For those uninitiated with the plot of Phantom of the Opera, it concerns the eponymous Phantom (Jon Robyns) harassing a theatre troop due to feeling generally unloved and unrequited love to Christine, (Lily Kerhoas) a member of the group whom the phantom has been teaching to sing.

Kerhoas is magnetic as Christine and plays brilliantly off of Robyn's creepy, unsettling demeanour. If Robyns lacks in any department, it's that I never felt his Phantom was as physically imposing as the one I had pictured in my head, but what he lacks in stature he certainly makes up for in vocal ability and stage presence. His and Kerhoas' singing shines most brightly during the titular Phantom of the Opera song, a personal favourite of mine.

What's most immediately and viscerally impressive about The Phantom of the Opera is the sheer scale and grandeur of the proceedings.

The stage design and practical effects are unparalleled to anything I’ve ever seen in a theatre production, let alone London's West End. Of course, there's the famous rising and falling of the chandelier, one that releases sparks and sways deceptively close to the audience, but this is only one of, if not somehow the least impressive set piece in the show.

Some characters seamlessly disappear through the floor with a burst of smoke, magic wands that shoot fireballs, mirrors whose reflections show images not present on the stage and even ghost ships rising from the floor.

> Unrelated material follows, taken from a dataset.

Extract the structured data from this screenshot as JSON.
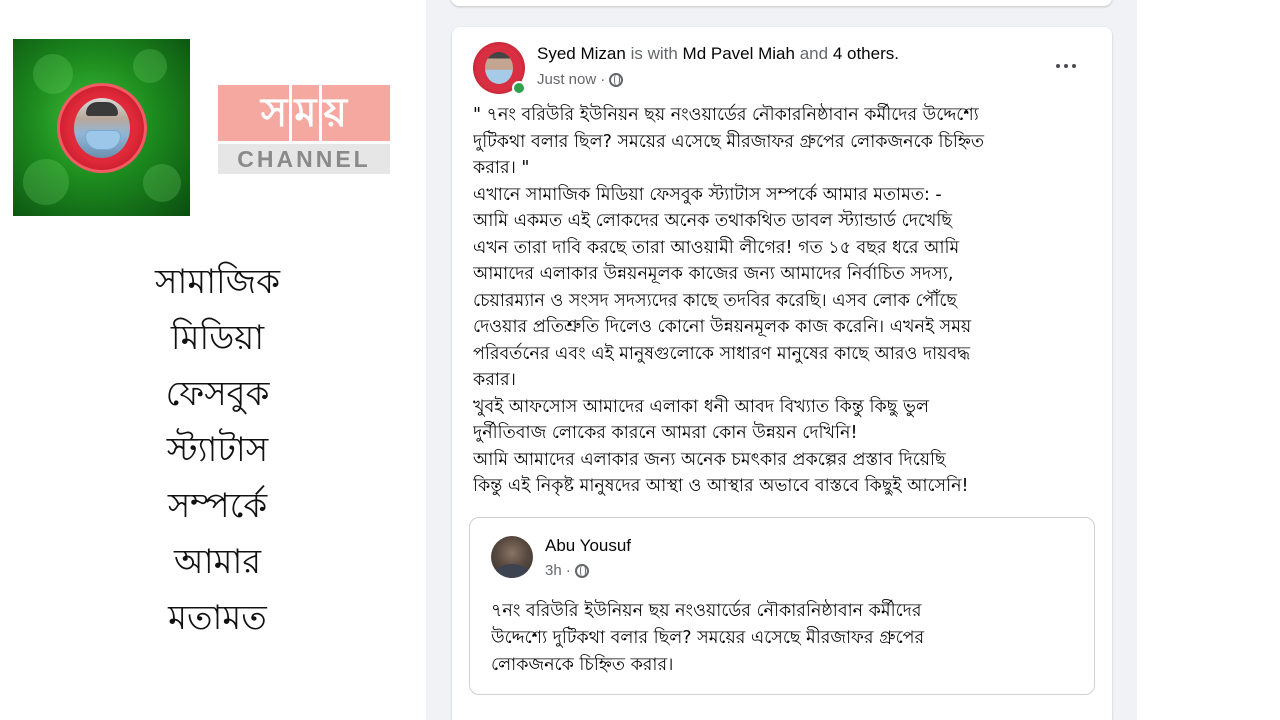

The sheer quantity and quality of these impressive tricks turn the performance almost into a magic show with how expertly hidden the mechanics behind them are. These sets are populated by 37 actors in the ensemble and cast, all of which may appear on stage at one time during climatic music numbers or moments.

Watching such a large amount of actors all at once, working at the peak of their craft, ensures you’ll miss some charming details in someone's performance heavily incentivising rewatches. I noticed Carlotta (Kelly Glyptis) was consistently doing something of comic interest or note, yet my focus on her likely caused me to miss dozens of other noteworthy acting choices from the rest of the ensemble.

While it may be tempting to label The Phantom of the Opera as outdated with how unapologetically camp and 80s it is, its complete sincerity and deliberate lack of self-awareness is in part what makes it so charming and enthralling.

It's refreshing to see something so conceptually silly be taken with so much weight and seriousness. It is truly a musical everyone must see at least once in their lives, if not for the music itself then for the spectacle of it all.

  • This article was written by Julian Barker, from Peter Symonds College, as part of Newsquest's Young Reporter scheme.